My mother’s hands show love. I see her hands and know who it is – even without looking up at her face.
Those hands are worn. They are lined with large blue veins. They’re wrinkled with the passage of time.
Her nails are short and ridged. A few brown age spots have shown up. (I consider them decoration that doesn’t have to be added.)
Her hands have soothed children. They picked my brother Chip up when he held his arms up to be carried. They held my hand as we walked down the street, me skipping to keep up. They’ve also spanked children.
They’ve stirred food and washed dishes. They may hold dishes more gingerly now, but they still hold them. They’ve washed and iron clothes. They’ve probably been wrung together as she worried about her children or others in the family.
They’ve done more. They’ve typed letters and term papers and research papers. Those hands have learned to use a computer. They’ve graded students’ papers.

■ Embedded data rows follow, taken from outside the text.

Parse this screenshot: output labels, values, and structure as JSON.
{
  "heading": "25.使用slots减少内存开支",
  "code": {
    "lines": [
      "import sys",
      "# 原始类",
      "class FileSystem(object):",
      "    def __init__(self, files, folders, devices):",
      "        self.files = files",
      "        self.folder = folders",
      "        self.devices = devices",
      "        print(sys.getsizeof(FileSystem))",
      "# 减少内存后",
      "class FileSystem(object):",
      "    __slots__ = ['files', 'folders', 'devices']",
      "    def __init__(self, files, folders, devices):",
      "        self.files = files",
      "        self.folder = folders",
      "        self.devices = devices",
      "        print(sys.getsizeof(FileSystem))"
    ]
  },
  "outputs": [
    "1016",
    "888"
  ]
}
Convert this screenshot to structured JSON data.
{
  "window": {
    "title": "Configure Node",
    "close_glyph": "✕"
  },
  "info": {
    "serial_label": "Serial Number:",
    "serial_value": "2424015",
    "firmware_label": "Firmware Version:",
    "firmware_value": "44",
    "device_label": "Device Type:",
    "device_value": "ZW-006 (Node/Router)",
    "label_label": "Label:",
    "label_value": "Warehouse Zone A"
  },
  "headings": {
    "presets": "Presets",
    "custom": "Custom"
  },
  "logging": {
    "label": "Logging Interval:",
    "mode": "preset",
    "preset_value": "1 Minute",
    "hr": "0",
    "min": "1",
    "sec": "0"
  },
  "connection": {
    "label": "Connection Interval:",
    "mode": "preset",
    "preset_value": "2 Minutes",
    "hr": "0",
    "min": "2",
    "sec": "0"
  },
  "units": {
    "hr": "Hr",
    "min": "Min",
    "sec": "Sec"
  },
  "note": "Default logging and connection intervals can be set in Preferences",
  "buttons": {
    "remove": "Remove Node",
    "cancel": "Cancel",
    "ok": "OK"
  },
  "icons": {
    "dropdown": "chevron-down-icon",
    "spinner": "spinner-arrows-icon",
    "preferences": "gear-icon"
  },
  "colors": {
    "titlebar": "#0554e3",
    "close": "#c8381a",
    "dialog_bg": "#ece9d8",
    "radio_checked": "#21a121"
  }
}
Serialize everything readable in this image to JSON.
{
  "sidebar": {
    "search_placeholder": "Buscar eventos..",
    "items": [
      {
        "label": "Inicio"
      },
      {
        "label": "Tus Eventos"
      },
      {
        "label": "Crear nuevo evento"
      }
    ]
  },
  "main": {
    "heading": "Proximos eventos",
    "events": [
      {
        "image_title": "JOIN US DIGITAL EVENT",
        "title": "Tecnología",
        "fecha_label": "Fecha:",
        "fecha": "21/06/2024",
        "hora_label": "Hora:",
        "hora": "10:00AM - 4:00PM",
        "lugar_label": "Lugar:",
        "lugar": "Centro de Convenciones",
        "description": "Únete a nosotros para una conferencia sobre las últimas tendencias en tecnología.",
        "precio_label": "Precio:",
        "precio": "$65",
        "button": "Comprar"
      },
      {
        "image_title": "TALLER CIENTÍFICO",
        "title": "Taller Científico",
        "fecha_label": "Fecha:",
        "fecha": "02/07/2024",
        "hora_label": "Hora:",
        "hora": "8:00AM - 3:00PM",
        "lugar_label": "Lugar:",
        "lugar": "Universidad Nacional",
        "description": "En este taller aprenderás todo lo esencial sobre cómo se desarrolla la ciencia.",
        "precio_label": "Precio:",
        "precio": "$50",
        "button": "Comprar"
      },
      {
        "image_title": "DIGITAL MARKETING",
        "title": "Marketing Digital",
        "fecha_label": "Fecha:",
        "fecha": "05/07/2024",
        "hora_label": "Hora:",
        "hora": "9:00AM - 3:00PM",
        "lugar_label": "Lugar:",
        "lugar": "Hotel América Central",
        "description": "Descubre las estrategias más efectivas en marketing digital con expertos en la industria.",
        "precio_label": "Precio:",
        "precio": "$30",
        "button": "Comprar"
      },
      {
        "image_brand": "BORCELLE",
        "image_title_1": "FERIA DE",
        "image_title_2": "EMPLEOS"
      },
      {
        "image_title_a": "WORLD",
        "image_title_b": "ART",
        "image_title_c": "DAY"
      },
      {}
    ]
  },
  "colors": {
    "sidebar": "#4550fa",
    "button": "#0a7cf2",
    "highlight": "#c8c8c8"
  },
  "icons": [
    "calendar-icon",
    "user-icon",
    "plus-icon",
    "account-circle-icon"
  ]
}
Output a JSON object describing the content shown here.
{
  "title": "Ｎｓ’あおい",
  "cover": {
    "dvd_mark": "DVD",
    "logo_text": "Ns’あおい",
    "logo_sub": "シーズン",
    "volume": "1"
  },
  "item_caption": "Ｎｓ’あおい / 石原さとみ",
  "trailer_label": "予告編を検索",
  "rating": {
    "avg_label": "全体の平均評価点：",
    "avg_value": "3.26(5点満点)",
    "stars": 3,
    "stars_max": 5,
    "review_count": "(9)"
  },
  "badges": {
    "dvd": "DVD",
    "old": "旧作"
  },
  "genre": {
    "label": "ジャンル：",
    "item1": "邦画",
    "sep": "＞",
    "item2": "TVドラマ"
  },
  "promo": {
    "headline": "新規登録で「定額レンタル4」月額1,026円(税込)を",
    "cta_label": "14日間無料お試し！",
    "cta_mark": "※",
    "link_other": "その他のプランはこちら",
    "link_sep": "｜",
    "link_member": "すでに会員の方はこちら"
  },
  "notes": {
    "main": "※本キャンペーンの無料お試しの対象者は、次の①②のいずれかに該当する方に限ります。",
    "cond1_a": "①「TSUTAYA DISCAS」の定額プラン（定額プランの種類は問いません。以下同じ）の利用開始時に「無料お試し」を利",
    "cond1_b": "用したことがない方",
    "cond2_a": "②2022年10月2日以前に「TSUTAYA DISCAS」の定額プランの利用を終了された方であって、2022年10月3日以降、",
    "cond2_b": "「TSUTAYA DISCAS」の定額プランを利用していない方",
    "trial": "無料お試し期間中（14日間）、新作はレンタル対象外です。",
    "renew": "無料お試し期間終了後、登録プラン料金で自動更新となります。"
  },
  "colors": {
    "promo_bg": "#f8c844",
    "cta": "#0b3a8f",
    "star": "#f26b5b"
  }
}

And they’ve trembled as my mother sat by a casket or a hospital bed. They’ve also been active in prayers – either the gentle kind of folded-hands prayer or the active kind of taking food to a friend.
Now they are less busy. She worries that they are too idle. But she still uses her hands for others. The methods have changed; the love has not.
My mother’s hands are lived-in hands.
– Jenny Munro